The firm favours cyclical opportunities and prefers stocks that can benefit from improving economic growth in Europe.
“Much of the European equities space is currently experiencing depressed profits, implying high potential for recovery and the possibility of raising dividends as profit growth comes through,” Sym said.
A look at the current yield from various asset classes, as sourced from a recent Schroders report:
Stan Pearson, head of European Equity at Standard Life Investments echoed similar views recently. Currently some 70% of listed European equities have a dividend yield higher than European credit, said Pearson.
The dividend culture in continental Europe, which is normally viewed as a hunting ground for income seekers, is different than other markets, he said.
Founding families still hold significant stakes in many European companies and rely on dividends for their own income, said Sym.
“Companies where there is an influential shareholder reliant on the dividend stream are more likely to continue to pay out those dividends, even if the firm’s financial metrics are somewhat stretched.

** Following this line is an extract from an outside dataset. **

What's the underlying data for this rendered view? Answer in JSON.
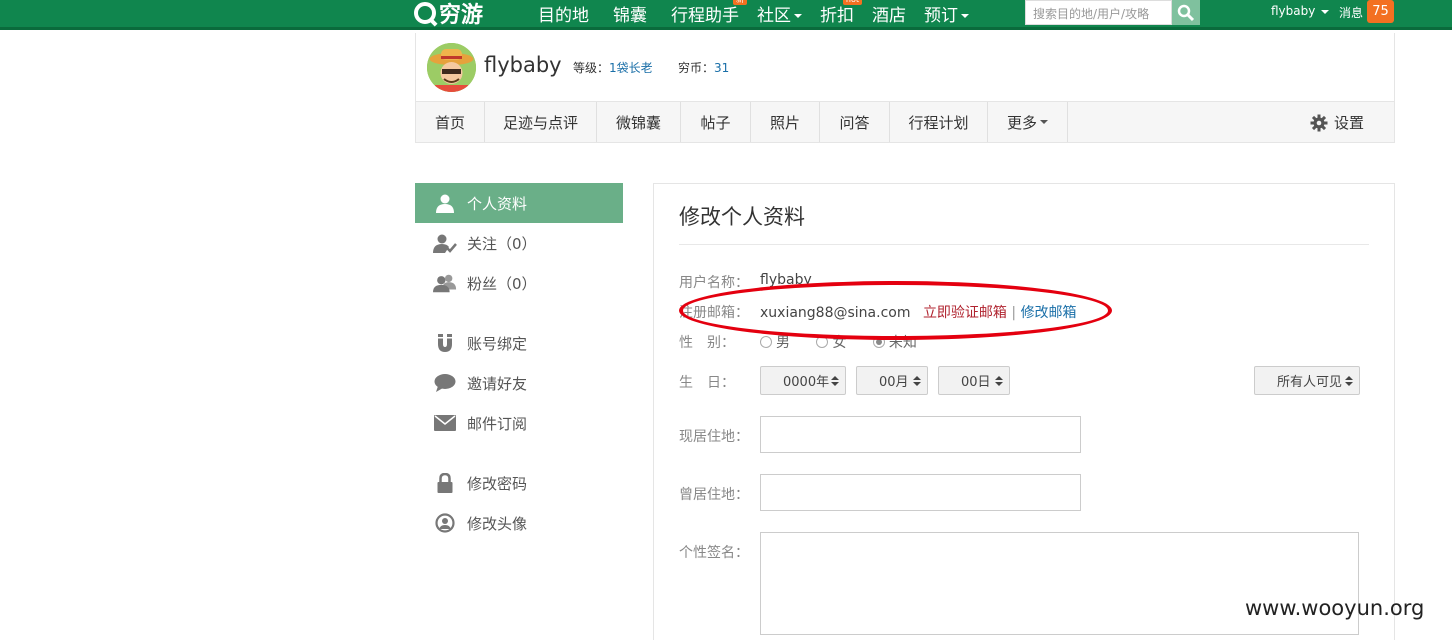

“Companies without such a shareholder might be more inclined to shore up their finances rather than pay out or raise a dividend.”